Stocks fell Thursday on profit taking tracking a sharp drop on Wall Street as the deadly coronavirus sweeps the planet.
The Philippine Stock Exchange Index tumbled 66.21 points, or 1.2 percent, to 5,342.31 on a thin value turnover of P4.4 billion. Losers overwhelmed gainers, 126 to 54, with 35 issues unchanged.
International Container Terminal Services Inc., the biggest port operator owned by tycoon Enrique Razon Jr., dropped 6.5 percent to P72, while PLDT Inc., the biggest telecommunications firm, declined 6 percent to P1,090.
Robinsons Land Corp. of the Gokongwei Group slumped 6 percent to P13.68, while parent JG Summit Holdings Inc. fell 5.4 percent to P53.
The rest of the equity markets were mixed in Asia on Thursday but the deadly coronavirus is keeping traders on edge, with infections approaching one million and countries forced to tighten already strict lockdown measures.
The selling extended into Asia early on but investors managed to pare the losses, with some markets moving into positive territory.
Tokyo ended down 1.4 percent, while Sydney and Kuala Lumpur shed two percent apiece and Singapore dropped 0.2 percent. Wellington is also down.
But Hong Kong rose 0.5 percent and Shanghai rallied 1.7 percent, with Seoul up more than two percent. Jakarta and Bangkok also rose.
Oil soared 10 percent on hopes for a US intervention to end a Saudi-Russia price war, with President Donald Trump saying he expected the two to resolve the row, while dealers were also cheered by China’s decision to enter the market.
After two weeks of much-needed gains fueled by trillions of dollars in stimulus and widespread monetary easing, focus has returned to the devastation wreaked on populations and the long-term impact of the pandemic.
Trump’s COVID-19 task force has warned the US could see almost a quarter of a million deaths and the president warned of a “horrific” couple of weeks ahead.
His sobering comments came as a number of countries said they would extend lockdowns, which have already gouged economies around the world.

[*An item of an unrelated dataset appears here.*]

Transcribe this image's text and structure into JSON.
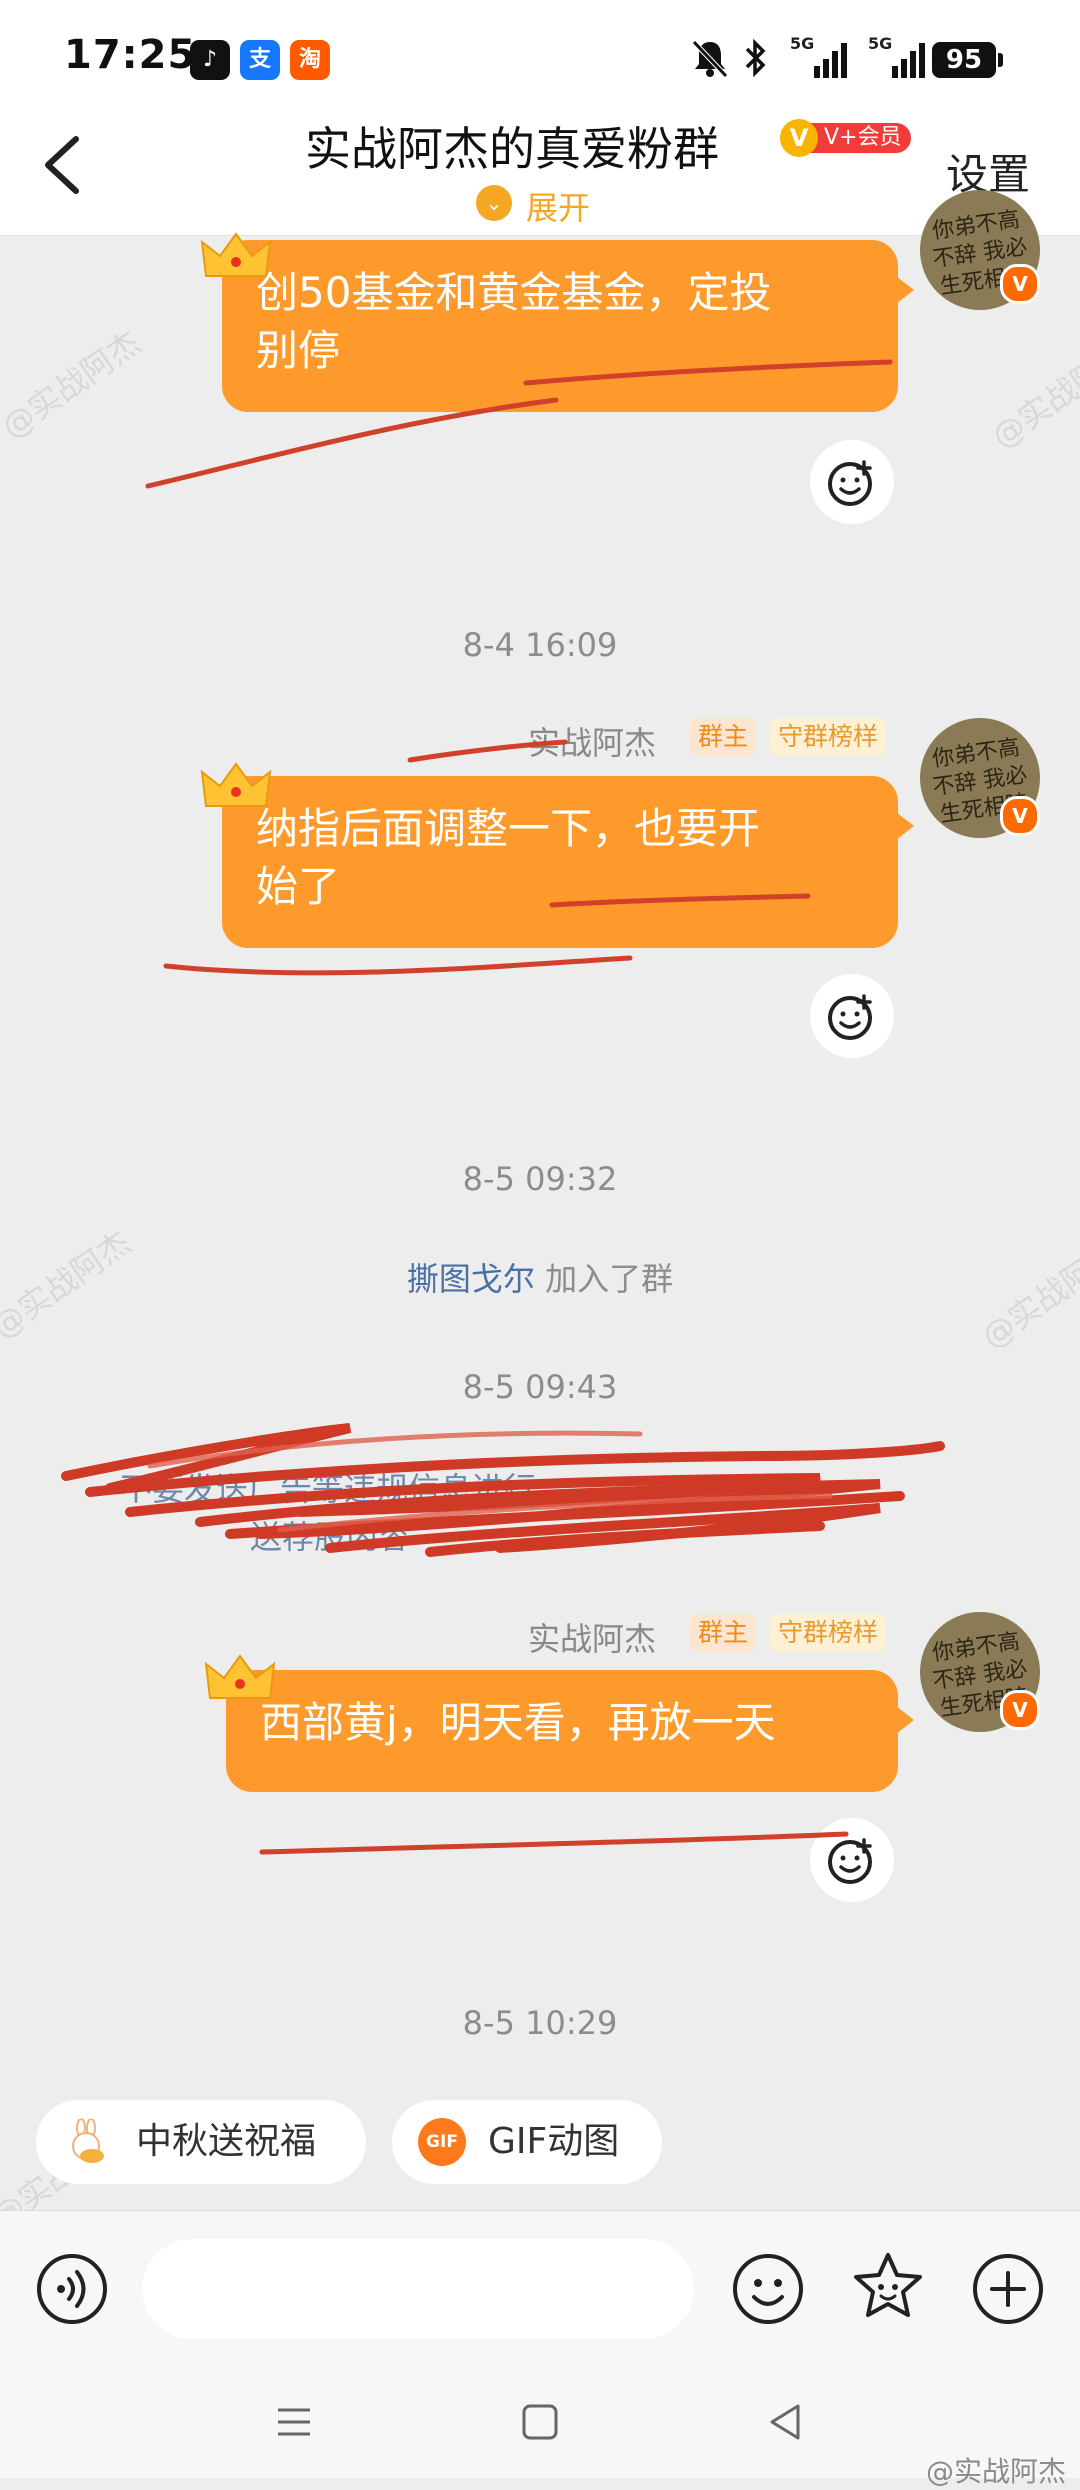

Adding to the unease on trading floors was a report saying China had masked the true extent of the virus in the country, which is just coming out of an extended shutdown.
“The incremental news on the virus in the last 24 to 48 hours has been disappointing,” John Porter, at Mellon Investments Corp., told Bloomberg TV.
“The global economy has hit a wall, there’s a tremendous amount of uncertainty, and that’s contributing to the volatility in the markets and the downward trajectory we’ve seen the last few days.”
US and European markets fell around four percent Wednesday, with investors ignoring data showing far fewer private-sector jobs were lost last month than were expected.
Eyes are on the release later in the day of US jobless claims figures for last week, which some estimates have put at a mind-boggling 6.5 million.
“With the global economy in free fall, markets have gone back to risk-off mode... as investors are struggling to look through President Trump’s ominous forecast suggesting Americans could keep dying into June,” said AxiCorp’s Stephen Innes. With AFP